Like most Caucasian Americans I grew up thinking that I was Irish. It wasn’t until I was 15 or 16 that my mother sat me down one day and explained that one of her cousins had done some research and discovered that we were not Irish after all. No, it turned out that we were Scottish, and also probably a little bit black. With a sigh of regret for my lost Irish heritage, I decided to embrace my newfound nationality and ethnicity by regularly scanning the ground for four leaf clovers and reading all of Toni Morrison’s books.
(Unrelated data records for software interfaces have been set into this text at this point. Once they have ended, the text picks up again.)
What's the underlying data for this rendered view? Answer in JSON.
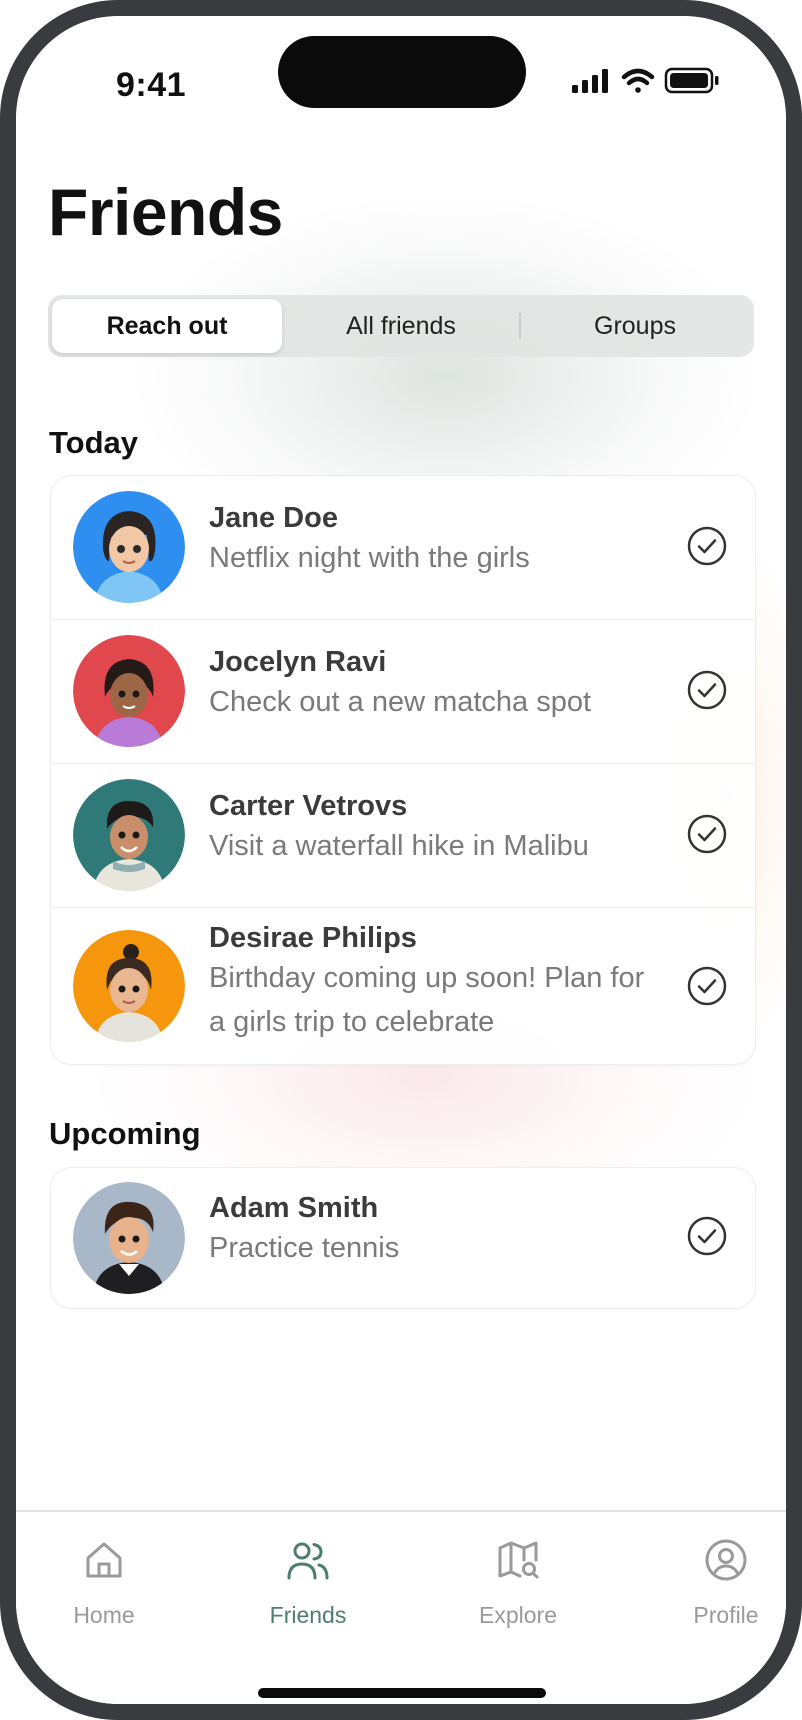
{
  "status_bar": {
    "time": "9:41"
  },
  "page": {
    "title": "Friends"
  },
  "segments": [
    {
      "label": "Reach out",
      "active": true
    },
    {
      "label": "All friends",
      "active": false
    },
    {
      "label": "Groups",
      "active": false
    }
  ],
  "sections": {
    "today": {
      "title": "Today",
      "items": [
        {
          "name": "Jane Doe",
          "desc": "Netflix night with the girls",
          "avatar_color": "#2e8ff0"
        },
        {
          "name": "Jocelyn Ravi",
          "desc": "Check out a new matcha spot",
          "avatar_color": "#e0484e"
        },
        {
          "name": "Carter Vetrovs",
          "desc": "Visit a waterfall hike in Malibu",
          "avatar_color": "#2f7a79"
        },
        {
          "name": "Desirae Philips",
          "desc": "Birthday coming up soon! Plan for a girls trip to celebrate",
          "avatar_color": "#f5960c"
        }
      ]
    },
    "upcoming": {
      "title": "Upcoming",
      "items": [
        {
          "name": "Adam Smith",
          "desc": "Practice tennis",
          "avatar_color": "#a9b8c8"
        }
      ]
    }
  },
  "tabbar": {
    "items": [
      {
        "label": "Home",
        "icon": "home-icon",
        "active": false
      },
      {
        "label": "Friends",
        "icon": "users-icon",
        "active": true
      },
      {
        "label": "Explore",
        "icon": "map-search-icon",
        "active": false
      },
      {
        "label": "Profile",
        "icon": "user-circle-icon",
        "active": false
      }
    ]
  },
  "colors": {
    "accent": "#4d7d6f",
    "inactive": "#9a9a9a",
    "frame": "#3a3b3f"
  }
}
The end result being that most of my friends now have dried four leaf clovers affixed to their drivers licenses, and I went through college as the whitest Scottish black girl to ever get a degree in African American studies (true story).
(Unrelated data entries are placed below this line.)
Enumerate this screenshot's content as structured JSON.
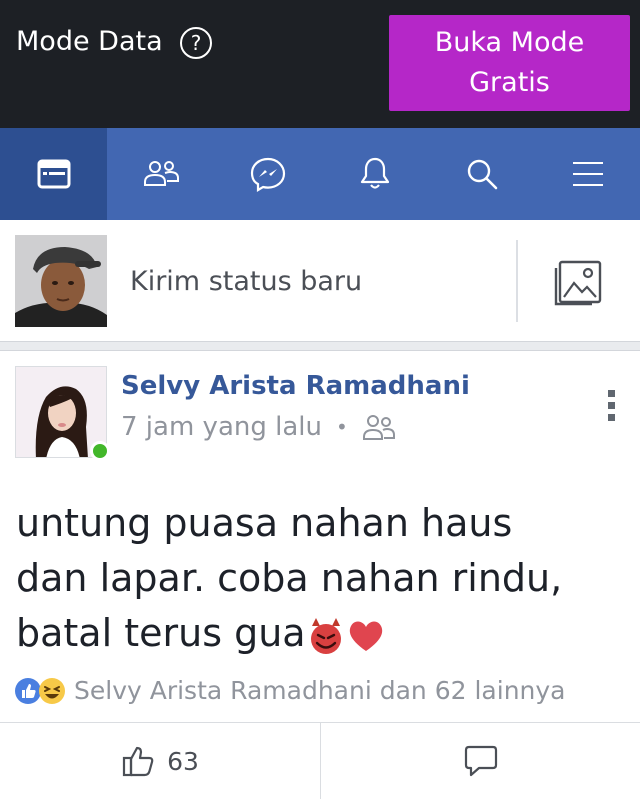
{
  "data_mode": {
    "label": "Mode Data",
    "help_icon": "help-circle-icon",
    "free_mode_button": "Buka Mode Gratis",
    "button_color": "#b527c8"
  },
  "nav": {
    "color": "#4267b2",
    "active_color": "#2d4f91",
    "items": [
      {
        "icon": "news-feed-icon",
        "active": true
      },
      {
        "icon": "friends-icon",
        "active": false
      },
      {
        "icon": "messenger-icon",
        "active": false
      },
      {
        "icon": "notifications-bell-icon",
        "active": false
      },
      {
        "icon": "search-icon",
        "active": false
      },
      {
        "icon": "menu-icon",
        "active": false
      }
    ]
  },
  "composer": {
    "placeholder": "Kirim status baru",
    "photo_icon": "photo-icon"
  },
  "post": {
    "author": "Selvy Arista Ramadhani",
    "time": "7 jam yang lalu",
    "separator": "•",
    "audience_icon": "friends-audience-icon",
    "text_line1": "untung puasa nahan haus",
    "text_line2": "dan lapar. coba nahan rindu,",
    "text_line3": "batal terus gua",
    "emojis": [
      "smiling-devil-emoji",
      "red-heart-emoji"
    ],
    "reactions_text": "Selvy Arista Ramadhani dan 62 lainnya",
    "reaction_icons": [
      "like-reaction-icon",
      "haha-reaction-icon"
    ],
    "like_count": "63",
    "online": true
  }
}
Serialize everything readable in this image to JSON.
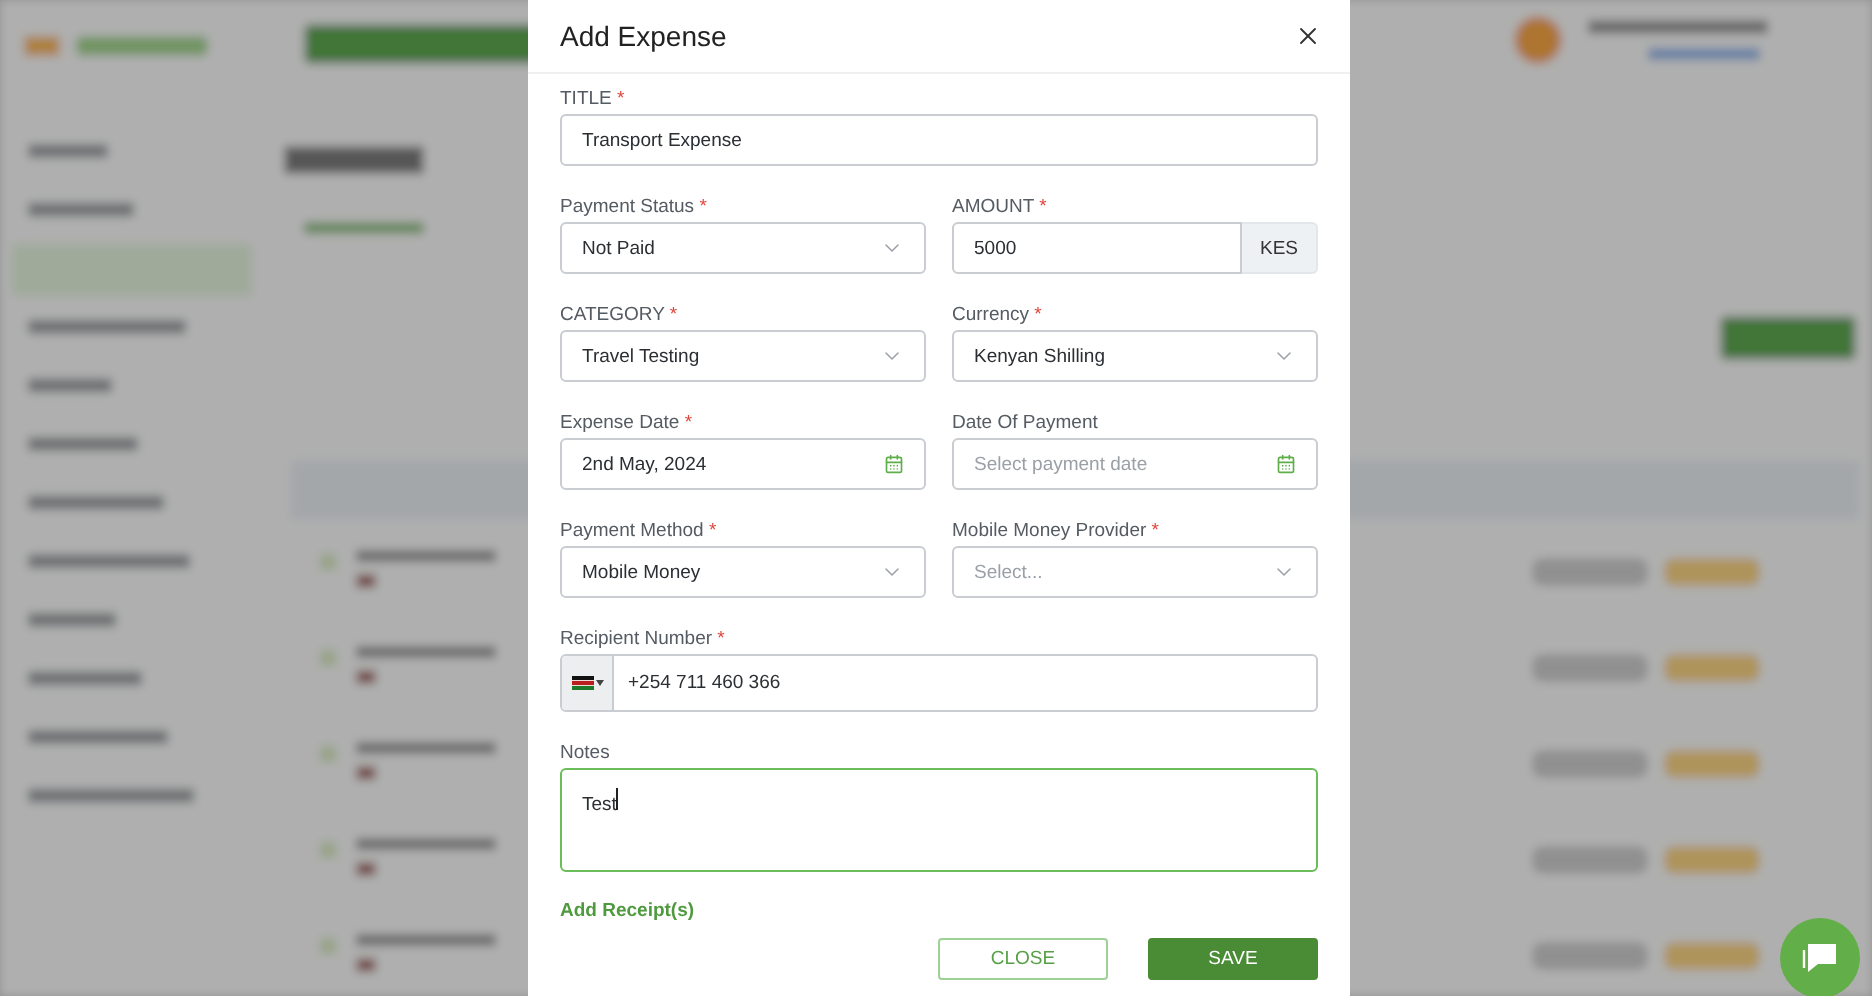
{
  "dialog": {
    "title": "Add Expense",
    "rows": [
      [
        {
          "kind": "text",
          "label": "TITLE",
          "required_mark": "*",
          "value": "Transport Expense"
        }
      ],
      [
        {
          "kind": "select",
          "label": "Payment Status",
          "required_mark": "*",
          "value": "Not Paid"
        },
        {
          "kind": "amount",
          "label": "AMOUNT",
          "required_mark": "*",
          "value": "5000",
          "addon": "KES"
        }
      ],
      [
        {
          "kind": "select",
          "label": "CATEGORY",
          "required_mark": "*",
          "value": "Travel Testing"
        },
        {
          "kind": "select",
          "label": "Currency",
          "required_mark": "*",
          "value": "Kenyan Shilling"
        }
      ],
      [
        {
          "kind": "date",
          "label": "Expense Date",
          "required_mark": "*",
          "value": "2nd May, 2024"
        },
        {
          "kind": "date",
          "label": "Date Of Payment",
          "placeholder": "Select payment date"
        }
      ],
      [
        {
          "kind": "select",
          "label": "Payment Method",
          "required_mark": "*",
          "value": "Mobile Money"
        },
        {
          "kind": "select",
          "label": "Mobile Money Provider",
          "required_mark": "*",
          "placeholder": "Select..."
        }
      ],
      [
        {
          "kind": "phone",
          "label": "Recipient Number",
          "required_mark": "*",
          "value": "+254 711 460 366"
        }
      ],
      [
        {
          "kind": "textarea",
          "label": "Notes",
          "value": "Test",
          "focused": true
        }
      ]
    ],
    "link": "Add Receipt(s)",
    "buttons": [
      {
        "label": "CLOSE",
        "kind": "outline"
      },
      {
        "label": "SAVE",
        "kind": "primary"
      }
    ]
  }
}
Like any good Scottish girl traveling back to her native land I wanted to look my best, and so I packed: two pairs of strappy sandals, three strappy sundresses, one skirt, lots of tank tops, my bathing suit, some sun screen, and one sweater (just in case). It WAS June after all, but I discovered two things very quickly: a) I am unequivocally American, and b) I was going to spend the next two weeks being very, very, very cold.
For me the hardest bit is imagining never being properly hot again, or going swimming after the sun goes down, or tubing with my friends down a mountain river. I wanted to teach my hopeful-future-children how to ride waves and float on their backs in the ocean, and afterwards I wanted to take them out for ice cream while their skin is still warm and glowing from over exposure to the sun. Here are the time honored American traditions that were passed down to me through the generations, but somehow I can already feel them being devoured by the icy waters of the North Sea.